Upload

Loading icon Loading...

This video contains content from 9windsmedia, who has blocked it on copyright grounds.

Sorry about that.

Speech By S N Goenka in U.N. Peace Summit ( Part 1 )

Sign in to YouTube

Sign in with your Google Account (YouTube, Google+, Gmail, Orkut, Picasa, or Chrome) to like Siddhartha Chabukswar's video.

Sign in to YouTube

Sign in with your Google Account (YouTube, Google+, Gmail, Orkut, Picasa, or Chrome) to dislike Siddhartha Chabukswar's video.

Sign in to YouTube

Sign in with your Google Account (YouTube, Google+, Gmail, Orkut, Picasa, or Chrome) to add Siddhartha Chabukswar's video to your playlist.

Uploaded on Apr 23, 2009

Video of Universal Spirituality for Peace By S.N. Goenka
Date: August 29, 2000

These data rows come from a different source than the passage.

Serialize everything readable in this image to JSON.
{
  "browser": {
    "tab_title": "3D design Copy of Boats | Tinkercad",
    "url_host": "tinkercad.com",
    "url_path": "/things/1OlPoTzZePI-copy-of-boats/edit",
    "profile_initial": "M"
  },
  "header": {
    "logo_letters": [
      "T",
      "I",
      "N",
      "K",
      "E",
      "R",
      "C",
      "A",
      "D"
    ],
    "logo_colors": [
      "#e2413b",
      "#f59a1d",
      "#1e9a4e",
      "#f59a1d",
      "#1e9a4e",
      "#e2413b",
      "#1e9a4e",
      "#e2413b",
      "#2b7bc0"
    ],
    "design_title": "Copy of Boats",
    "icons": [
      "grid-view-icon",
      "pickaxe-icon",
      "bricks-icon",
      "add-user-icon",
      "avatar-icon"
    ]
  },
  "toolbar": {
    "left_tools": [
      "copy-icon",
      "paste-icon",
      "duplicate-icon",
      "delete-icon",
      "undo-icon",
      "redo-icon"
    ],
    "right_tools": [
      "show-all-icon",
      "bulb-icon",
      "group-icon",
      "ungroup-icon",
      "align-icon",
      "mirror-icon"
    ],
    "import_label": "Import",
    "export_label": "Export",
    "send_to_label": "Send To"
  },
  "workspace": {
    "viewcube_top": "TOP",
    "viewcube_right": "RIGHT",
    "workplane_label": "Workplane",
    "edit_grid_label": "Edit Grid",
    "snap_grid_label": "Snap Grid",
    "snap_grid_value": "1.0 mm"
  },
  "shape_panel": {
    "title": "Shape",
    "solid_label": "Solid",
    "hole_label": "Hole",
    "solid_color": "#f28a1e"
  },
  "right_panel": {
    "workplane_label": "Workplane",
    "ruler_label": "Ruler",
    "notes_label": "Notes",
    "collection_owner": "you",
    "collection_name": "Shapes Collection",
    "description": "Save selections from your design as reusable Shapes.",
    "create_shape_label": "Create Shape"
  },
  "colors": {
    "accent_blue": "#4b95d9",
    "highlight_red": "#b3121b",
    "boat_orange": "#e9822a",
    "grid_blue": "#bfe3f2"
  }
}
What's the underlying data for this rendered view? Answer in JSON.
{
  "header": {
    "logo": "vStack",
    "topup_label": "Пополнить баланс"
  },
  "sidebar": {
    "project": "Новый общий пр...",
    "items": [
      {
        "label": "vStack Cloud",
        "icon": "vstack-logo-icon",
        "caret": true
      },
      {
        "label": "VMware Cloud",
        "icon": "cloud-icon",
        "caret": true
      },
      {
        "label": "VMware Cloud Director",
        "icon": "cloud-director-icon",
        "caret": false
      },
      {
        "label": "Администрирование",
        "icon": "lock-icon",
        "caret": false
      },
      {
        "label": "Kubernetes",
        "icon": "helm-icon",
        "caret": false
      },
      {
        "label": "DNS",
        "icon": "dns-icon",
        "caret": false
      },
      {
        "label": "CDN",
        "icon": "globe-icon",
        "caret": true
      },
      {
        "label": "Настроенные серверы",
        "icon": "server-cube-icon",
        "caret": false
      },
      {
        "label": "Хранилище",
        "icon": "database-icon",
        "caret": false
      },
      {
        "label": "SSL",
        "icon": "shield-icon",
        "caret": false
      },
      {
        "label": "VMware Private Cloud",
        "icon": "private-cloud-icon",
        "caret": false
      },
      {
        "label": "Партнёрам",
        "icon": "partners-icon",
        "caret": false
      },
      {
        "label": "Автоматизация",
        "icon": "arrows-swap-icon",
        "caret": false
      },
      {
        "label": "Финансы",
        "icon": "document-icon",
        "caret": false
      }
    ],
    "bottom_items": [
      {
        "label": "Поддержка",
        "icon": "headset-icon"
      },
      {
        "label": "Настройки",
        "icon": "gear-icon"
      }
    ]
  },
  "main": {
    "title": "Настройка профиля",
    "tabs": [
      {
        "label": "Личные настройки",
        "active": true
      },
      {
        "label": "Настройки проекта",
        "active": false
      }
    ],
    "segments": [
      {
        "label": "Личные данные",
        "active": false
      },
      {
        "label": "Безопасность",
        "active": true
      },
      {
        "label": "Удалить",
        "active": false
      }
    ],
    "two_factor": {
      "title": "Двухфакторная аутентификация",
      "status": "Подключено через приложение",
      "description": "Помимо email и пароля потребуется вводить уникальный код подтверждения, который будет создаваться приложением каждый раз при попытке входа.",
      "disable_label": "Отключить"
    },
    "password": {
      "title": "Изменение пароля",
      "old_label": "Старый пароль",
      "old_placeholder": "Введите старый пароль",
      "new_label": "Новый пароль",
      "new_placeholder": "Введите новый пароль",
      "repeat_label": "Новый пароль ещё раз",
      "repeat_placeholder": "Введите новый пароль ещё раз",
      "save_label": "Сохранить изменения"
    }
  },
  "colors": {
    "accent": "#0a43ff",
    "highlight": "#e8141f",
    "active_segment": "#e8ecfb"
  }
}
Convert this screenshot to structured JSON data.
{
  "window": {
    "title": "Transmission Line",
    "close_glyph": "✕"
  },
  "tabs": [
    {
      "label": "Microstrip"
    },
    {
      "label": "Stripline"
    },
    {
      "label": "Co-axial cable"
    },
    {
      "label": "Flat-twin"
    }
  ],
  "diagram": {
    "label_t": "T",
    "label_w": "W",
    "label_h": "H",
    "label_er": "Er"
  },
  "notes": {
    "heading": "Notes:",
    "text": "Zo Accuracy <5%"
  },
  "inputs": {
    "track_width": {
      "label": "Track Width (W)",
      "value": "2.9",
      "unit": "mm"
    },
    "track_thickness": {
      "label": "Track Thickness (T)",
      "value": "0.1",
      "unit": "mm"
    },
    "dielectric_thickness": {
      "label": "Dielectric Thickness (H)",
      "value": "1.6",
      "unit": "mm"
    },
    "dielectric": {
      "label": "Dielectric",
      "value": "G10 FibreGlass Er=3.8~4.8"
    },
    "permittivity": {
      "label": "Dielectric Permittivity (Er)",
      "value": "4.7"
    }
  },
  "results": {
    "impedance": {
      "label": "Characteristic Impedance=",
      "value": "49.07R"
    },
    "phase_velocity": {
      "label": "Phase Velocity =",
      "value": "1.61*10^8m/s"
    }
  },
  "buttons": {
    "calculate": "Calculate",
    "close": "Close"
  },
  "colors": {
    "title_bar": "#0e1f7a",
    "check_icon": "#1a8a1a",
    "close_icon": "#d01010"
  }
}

When there is darkness, light is needed. Today, with so much agony caused by violent conflict, war and bloodshed, the world badly needs peace and harmony. This is a great challenge for religious and spiritual leaders. Let us accept this challenge. Every religion has an outer form or shell, and an inner essence or core. The outer shell consists of rites, rituals, ceremonies, beliefs, myths and doctrines. These vary from one religion to another. But there is an inner core common to all religions: the universal teachings of morality and charity, of a disciplined and pure mind full of love, compassion, goodwill and tolerance. It is this common denominator that religious leaders ought to emphasize, and that religious adherents ought to practice. If proper importance is given to the essence of all religions and greater tolerance is shown for their superficial aspects, conflict can be minimized. All persons must be free to profess and follow their faith. In doing so, however, they must be careful not to neglect the practice of the essence of their religion, not to disturb others by their own religious practices, and not to condemn or belittle other faiths. Given the diversity of faiths, how do we surmount the differences and achieve a concrete plan for peace? The Buddha, the Enlightened One, was often approached by people of different views. To them he would say, "Let us set aside our differences. Let us give attention to what we can agree on, and let us put it into practice. Why quarrel?" That wise counsel still retains its worth today. I come from an ancient land that has given rise to many different schools of philosophy and spirituality over the millennia. Despite isolated instances of violence, my country has been a model of peaceful co-existence. Some 2300 years ago it was ruled by Ashoka the Great, whose empire extended from present-day Afghanistan to Bangladesh. Throughout his realm, this compassionate ruler caused edicts to be inscribed on stone, proclaiming that all faiths should be respected; and as a result, followers of all spiritual traditions felt secure under his sway. He asked people to live a moral life, to respect parents and elders, and to abstain from killing. The words in which he exhorted his subjects are still relevant today: One should not honor only one's own religion and condemn other religions. Instead, one should honor other religions for various reasons. By so doing one helps one's own religion to grow and also renders service to the religions of others. In acting otherwise one digs the grave of one's own religion and harms other religions as well. Someone who honors his own religion and condemns other religions may do so out of devotionto his religion, thinking, 'I will glorify my religion'; but his actions injure his own religion more gravely. Concord is good. Let all listen and be willing to listen to the doctrines professed by others. (Rock Edict12) Emperor Ashoka represents a glorious tradition of tolerant co-existence and peaceful synthesis. That tradition lives on among governments and rulers today. An example is the noble monarch of Oman, who has donated land for churches and temples of other faiths while practicing his own religion with all devotion and diligence. I am sure that such compassionate rulers and governments will continue to arise in future in many lands around the world. As it is said, "Blessed are the peacemakers, for they shall be called sons of God." It is all too clear that the votaries of violence primarily hurt their own kith and kin. They may do so directly, through their intolerance, or indirectly, by provoking a violent response to their actions. On the other hand, it is said, "Blessed are the merciful, for they shall obtain mercy." This is the law of nature. It may equally be called the decree or way of God. The Buddha said, "Animosity can be eradicated not by animosity but only by its opposite. This is an eternal Dharma [spiritual law]." What is called Dharma in India has nothing to do with Hinduism, Buddhism, Jainism, Christianity, Islam, Judaism, Sikhism or any other "ism". It is this simple truth: before you harm others, you first harm yourself by generating mental negativity; and by removing the negativity, you can find peace within and strengthen peace in the world.

For more info: http://www.dhamma.org/en/goenka.shtml

Be happy !
With Metta...
Siddhartha Chabukswar :)

Loading icon Loading...

Loading icon Loading...

Loading icon Loading...

Loading icon Loading...

Ratings have been disabled for this video.
Rating is available when the video has been rented.
This feature is not available right now. Please try again later.
Loading...
Working...
to add this to Watch Later

Add to